EXERCISE GOAL. Restate, word for word, each entry that follows, but skip its pictures.

DATA RECORDS.

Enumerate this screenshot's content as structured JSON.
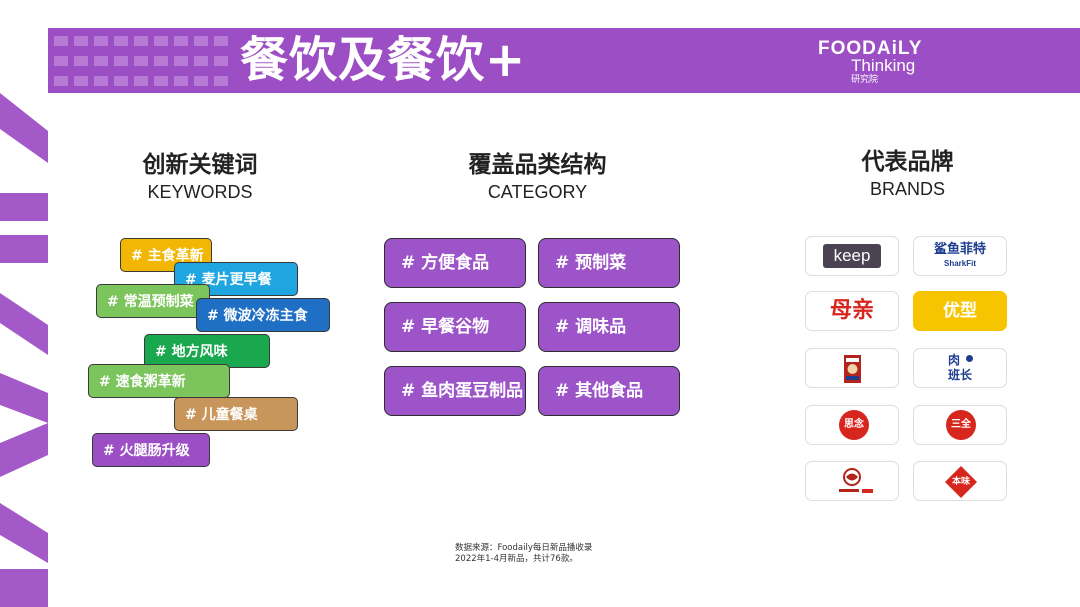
{
  "title": "餐饮及餐饮+",
  "logo": {
    "line1": "FOODAiLY",
    "line2": "Thinking",
    "line3": "研究院"
  },
  "columns": {
    "keywords": {
      "zh": "创新关键词",
      "en": "KEYWORDS"
    },
    "category": {
      "zh": "覆盖品类结构",
      "en": "CATEGORY"
    },
    "brands": {
      "zh": "代表品牌",
      "en": "BRANDS"
    }
  },
  "keywords": [
    {
      "label": "# 主食革新",
      "color": "#f2b705"
    },
    {
      "label": "# 麦片更早餐",
      "color": "#1fa6e0"
    },
    {
      "label": "# 常温预制菜",
      "color": "#7cc45c"
    },
    {
      "label": "# 微波冷冻主食",
      "color": "#1f6fc4"
    },
    {
      "label": "# 地方风味",
      "color": "#1aa84e"
    },
    {
      "label": "# 速食粥革新",
      "color": "#7cc45c"
    },
    {
      "label": "# 儿童餐桌",
      "color": "#c8955a"
    },
    {
      "label": "# 火腿肠升级",
      "color": "#9c4fc4"
    }
  ],
  "categories": [
    {
      "label": "# 方便食品"
    },
    {
      "label": "# 预制菜"
    },
    {
      "label": "# 早餐谷物"
    },
    {
      "label": "# 调味品"
    },
    {
      "label": "# 鱼肉蛋豆制品"
    },
    {
      "label": "# 其他食品"
    }
  ],
  "brands": {
    "keep": "keep",
    "sharkfit_cn": "鲨鱼菲特",
    "sharkfit_en": "SharkFit",
    "muqin": "母亲",
    "youxing": "优型",
    "roubanzhang_1": "肉",
    "roubanzhang_2": "班长",
    "sinian": "思念",
    "sanquan": "三全",
    "benwei": "本味"
  },
  "colors": {
    "brand_purple": "#9c4fc4",
    "youxing_yellow": "#f7c400",
    "red": "#d7261e"
  },
  "source_note": {
    "line1": "数据来源：Foodaily每日新品播收录",
    "line2": "2022年1-4月新品，共计76款。"
  }
}
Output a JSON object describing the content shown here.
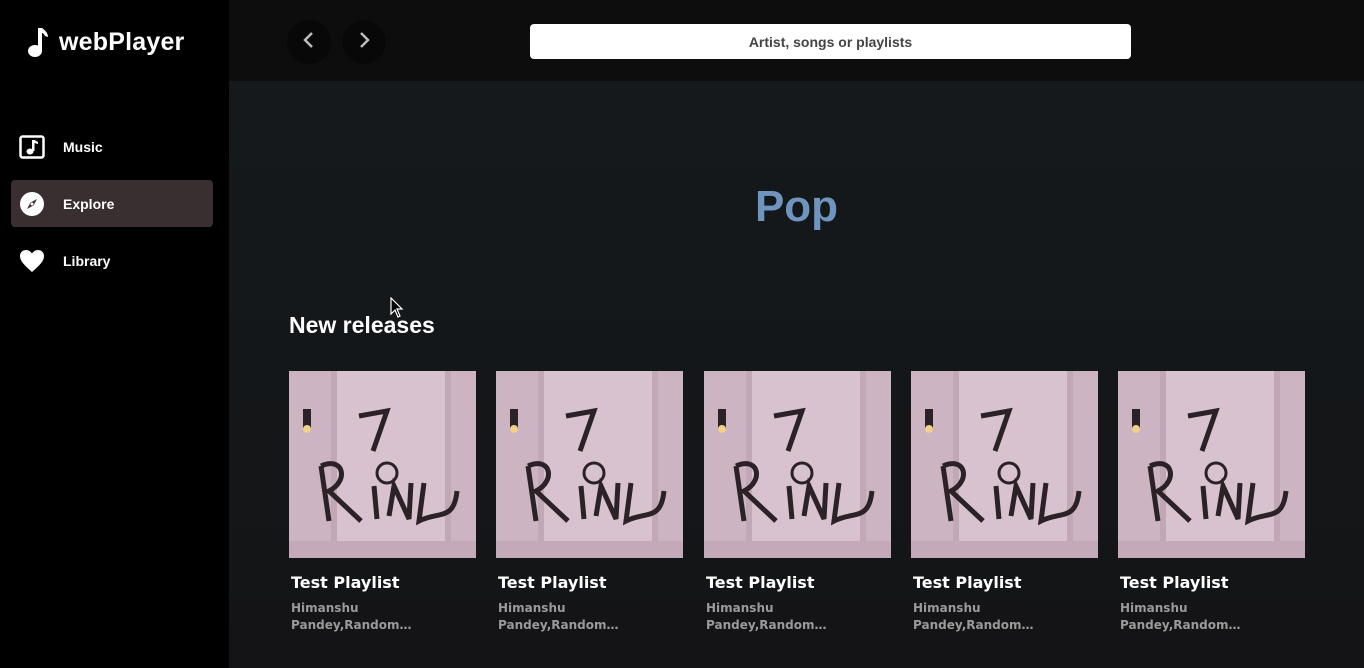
{
  "brand": {
    "title": "webPlayer",
    "icon": "music-note-icon"
  },
  "sidebar": {
    "items": [
      {
        "label": "Music",
        "icon": "music-square-icon",
        "active": false
      },
      {
        "label": "Explore",
        "icon": "compass-icon",
        "active": true
      },
      {
        "label": "Library",
        "icon": "heart-icon",
        "active": false
      }
    ]
  },
  "topbar": {
    "back_icon": "chevron-left-icon",
    "forward_icon": "chevron-right-icon",
    "search": {
      "placeholder": "Artist, songs or playlists",
      "value": ""
    }
  },
  "main": {
    "genre_title": "Pop",
    "section_title": "New releases",
    "cards": [
      {
        "title": "Test Playlist",
        "description": "Himanshu Pandey,Random Person,John Doe,Pandey Himanshu",
        "cover_text": "7 RINGS"
      },
      {
        "title": "Test Playlist",
        "description": "Himanshu Pandey,Random Person,John Doe,Pandey Himanshu",
        "cover_text": "7 RINGS"
      },
      {
        "title": "Test Playlist",
        "description": "Himanshu Pandey,Random Person,John Doe,Pandey Himanshu",
        "cover_text": "7 RINGS"
      },
      {
        "title": "Test Playlist",
        "description": "Himanshu Pandey,Random Person,John Doe,Pandey Himanshu",
        "cover_text": "7 RINGS"
      },
      {
        "title": "Test Playlist",
        "description": "Himanshu Pandey,Random Person,John Doe,Pandey Himanshu",
        "cover_text": "7 RINGS"
      }
    ]
  },
  "colors": {
    "sidebar_bg": "#000000",
    "active_item_bg": "#3a2f30",
    "genre_title": "#6f95be",
    "cover_bg": "#cfb6c4"
  }
}
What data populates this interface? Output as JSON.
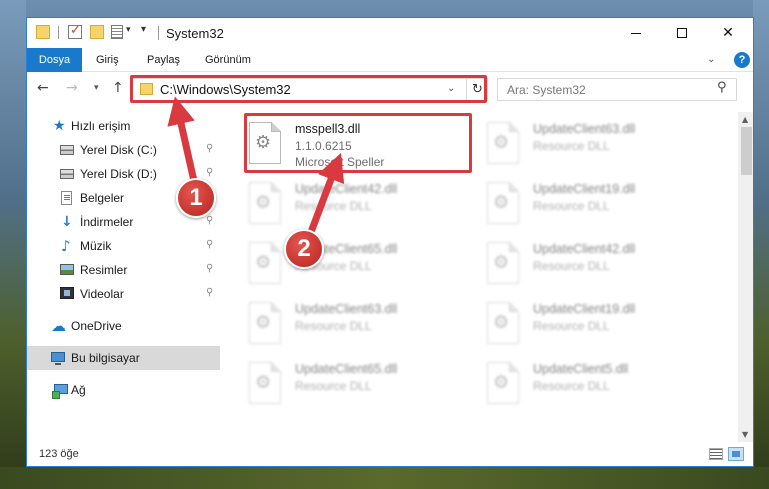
{
  "window": {
    "title": "System32",
    "minimize_glyph": "",
    "maximize_glyph": "",
    "close_glyph": "✕"
  },
  "ribbon": {
    "file_tab": "Dosya",
    "tabs": [
      "Giriş",
      "Paylaş",
      "Görünüm"
    ],
    "help_glyph": "?"
  },
  "nav": {
    "back_glyph": "←",
    "forward_glyph": "→",
    "recent_glyph": "▾",
    "up_glyph": "↑",
    "address": "C:\\Windows\\System32",
    "refresh_glyph": "↻",
    "dropdown_glyph": "⌄",
    "search_placeholder": "Ara: System32",
    "search_glyph": "⚲"
  },
  "sidebar": {
    "quick_access": "Hızlı erişim",
    "items": [
      {
        "label": "Yerel Disk (C:)",
        "icon": "disk-icon",
        "pinned": true
      },
      {
        "label": "Yerel Disk (D:)",
        "icon": "disk-icon",
        "pinned": true
      },
      {
        "label": "Belgeler",
        "icon": "documents-icon",
        "pinned": true
      },
      {
        "label": "İndirmeler",
        "icon": "downloads-icon",
        "pinned": true
      },
      {
        "label": "Müzik",
        "icon": "music-icon",
        "pinned": true
      },
      {
        "label": "Resimler",
        "icon": "pictures-icon",
        "pinned": true
      },
      {
        "label": "Videolar",
        "icon": "videos-icon",
        "pinned": true
      }
    ],
    "onedrive": "OneDrive",
    "this_pc": "Bu bilgisayar",
    "network": "Ağ",
    "pin_glyph": "📌"
  },
  "files": {
    "main": {
      "name": "msspell3.dll",
      "version": "1.1.0.6215",
      "description": "Microsoft Speller"
    },
    "blurred": [
      {
        "name": "UpdateClient63.dll",
        "type": "Resource DLL"
      },
      {
        "name": "UpdateClient42.dll",
        "type": "Resource DLL"
      },
      {
        "name": "UpdateClient19.dll",
        "type": "Resource DLL"
      },
      {
        "name": "UpdateClient65.dll",
        "type": "Resource DLL"
      },
      {
        "name": "UpdateClient42.dll",
        "type": "Resource DLL"
      },
      {
        "name": "UpdateClient63.dll",
        "type": "Resource DLL"
      },
      {
        "name": "UpdateClient19.dll",
        "type": "Resource DLL"
      },
      {
        "name": "UpdateClient65.dll",
        "type": "Resource DLL"
      },
      {
        "name": "UpdateClient5.dll",
        "type": "Resource DLL"
      }
    ]
  },
  "status": {
    "count": "123 öğe"
  },
  "annotations": {
    "step1": "1",
    "step2": "2",
    "color": "#d83a3f"
  }
}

PROBLEM SOLUTION.
Enumerate this screenshot's content as structured JSON.
{
  "title": "餐饮及餐饮+",
  "logo": {
    "line1": "FOODAiLY",
    "line2": "Thinking",
    "line3": "研究院"
  },
  "columns": {
    "keywords": {
      "zh": "创新关键词",
      "en": "KEYWORDS"
    },
    "category": {
      "zh": "覆盖品类结构",
      "en": "CATEGORY"
    },
    "brands": {
      "zh": "代表品牌",
      "en": "BRANDS"
    }
  },
  "keywords": [
    {
      "label": "# 主食革新",
      "color": "#f2b705"
    },
    {
      "label": "# 麦片更早餐",
      "color": "#1fa6e0"
    },
    {
      "label": "# 常温预制菜",
      "color": "#7cc45c"
    },
    {
      "label": "# 微波冷冻主食",
      "color": "#1f6fc4"
    },
    {
      "label": "# 地方风味",
      "color": "#1aa84e"
    },
    {
      "label": "# 速食粥革新",
      "color": "#7cc45c"
    },
    {
      "label": "# 儿童餐桌",
      "color": "#c8955a"
    },
    {
      "label": "# 火腿肠升级",
      "color": "#9c4fc4"
    }
  ],
  "categories": [
    {
      "label": "# 方便食品"
    },
    {
      "label": "# 预制菜"
    },
    {
      "label": "# 早餐谷物"
    },
    {
      "label": "# 调味品"
    },
    {
      "label": "# 鱼肉蛋豆制品"
    },
    {
      "label": "# 其他食品"
    }
  ],
  "brands": {
    "keep": "keep",
    "sharkfit_cn": "鲨鱼菲特",
    "sharkfit_en": "SharkFit",
    "muqin": "母亲",
    "youxing": "优型",
    "roubanzhang_1": "肉",
    "roubanzhang_2": "班长",
    "sinian": "思念",
    "sanquan": "三全",
    "benwei": "本味"
  },
  "colors": {
    "brand_purple": "#9c4fc4",
    "youxing_yellow": "#f7c400",
    "red": "#d7261e"
  },
  "source_note": {
    "line1": "数据来源：Foodaily每日新品播收录",
    "line2": "2022年1-4月新品，共计76款。"
  }
}
Output a JSON object describing the content shown here.
{
  "brand": {
    "title": "webPlayer",
    "icon": "music-note-icon"
  },
  "sidebar": {
    "items": [
      {
        "label": "Music",
        "icon": "music-square-icon",
        "active": false
      },
      {
        "label": "Explore",
        "icon": "compass-icon",
        "active": true
      },
      {
        "label": "Library",
        "icon": "heart-icon",
        "active": false
      }
    ]
  },
  "topbar": {
    "back_icon": "chevron-left-icon",
    "forward_icon": "chevron-right-icon",
    "search": {
      "placeholder": "Artist, songs or playlists",
      "value": ""
    }
  },
  "main": {
    "genre_title": "Pop",
    "section_title": "New releases",
    "cards": [
      {
        "title": "Test Playlist",
        "description": "Himanshu Pandey,Random Person,John Doe,Pandey Himanshu",
        "cover_text": "7 RINGS"
      },
      {
        "title": "Test Playlist",
        "description": "Himanshu Pandey,Random Person,John Doe,Pandey Himanshu",
        "cover_text": "7 RINGS"
      },
      {
        "title": "Test Playlist",
        "description": "Himanshu Pandey,Random Person,John Doe,Pandey Himanshu",
        "cover_text": "7 RINGS"
      },
      {
        "title": "Test Playlist",
        "description": "Himanshu Pandey,Random Person,John Doe,Pandey Himanshu",
        "cover_text": "7 RINGS"
      },
      {
        "title": "Test Playlist",
        "description": "Himanshu Pandey,Random Person,John Doe,Pandey Himanshu",
        "cover_text": "7 RINGS"
      }
    ]
  },
  "colors": {
    "sidebar_bg": "#000000",
    "active_item_bg": "#3a2f30",
    "genre_title": "#6f95be",
    "cover_bg": "#cfb6c4"
  }
}
What data populates this interface? Output as JSON.
{
  "window": {
    "title": "System32",
    "minimize_glyph": "",
    "maximize_glyph": "",
    "close_glyph": "✕"
  },
  "ribbon": {
    "file_tab": "Dosya",
    "tabs": [
      "Giriş",
      "Paylaş",
      "Görünüm"
    ],
    "help_glyph": "?"
  },
  "nav": {
    "back_glyph": "←",
    "forward_glyph": "→",
    "recent_glyph": "▾",
    "up_glyph": "↑",
    "address": "C:\\Windows\\System32",
    "refresh_glyph": "↻",
    "dropdown_glyph": "⌄",
    "search_placeholder": "Ara: System32",
    "search_glyph": "⚲"
  },
  "sidebar": {
    "quick_access": "Hızlı erişim",
    "items": [
      {
        "label": "Yerel Disk (C:)",
        "icon": "disk-icon",
        "pinned": true
      },
      {
        "label": "Yerel Disk (D:)",
        "icon": "disk-icon",
        "pinned": true
      },
      {
        "label": "Belgeler",
        "icon": "documents-icon",
        "pinned": true
      },
      {
        "label": "İndirmeler",
        "icon": "downloads-icon",
        "pinned": true
      },
      {
        "label": "Müzik",
        "icon": "music-icon",
        "pinned": true
      },
      {
        "label": "Resimler",
        "icon": "pictures-icon",
        "pinned": true
      },
      {
        "label": "Videolar",
        "icon": "videos-icon",
        "pinned": true
      }
    ],
    "onedrive": "OneDrive",
    "this_pc": "Bu bilgisayar",
    "network": "Ağ",
    "pin_glyph": "📌"
  },
  "files": {
    "main": {
      "name": "msspell3.dll",
      "version": "1.1.0.6215",
      "description": "Microsoft Speller"
    },
    "blurred": [
      {
        "name": "UpdateClient63.dll",
        "type": "Resource DLL"
      },
      {
        "name": "UpdateClient42.dll",
        "type": "Resource DLL"
      },
      {
        "name": "UpdateClient19.dll",
        "type": "Resource DLL"
      },
      {
        "name": "UpdateClient65.dll",
        "type": "Resource DLL"
      },
      {
        "name": "UpdateClient42.dll",
        "type": "Resource DLL"
      },
      {
        "name": "UpdateClient63.dll",
        "type": "Resource DLL"
      },
      {
        "name": "UpdateClient19.dll",
        "type": "Resource DLL"
      },
      {
        "name": "UpdateClient65.dll",
        "type": "Resource DLL"
      },
      {
        "name": "UpdateClient5.dll",
        "type": "Resource DLL"
      }
    ]
  },
  "status": {
    "count": "123 öğe"
  },
  "annotations": {
    "step1": "1",
    "step2": "2",
    "color": "#d83a3f"
  }
}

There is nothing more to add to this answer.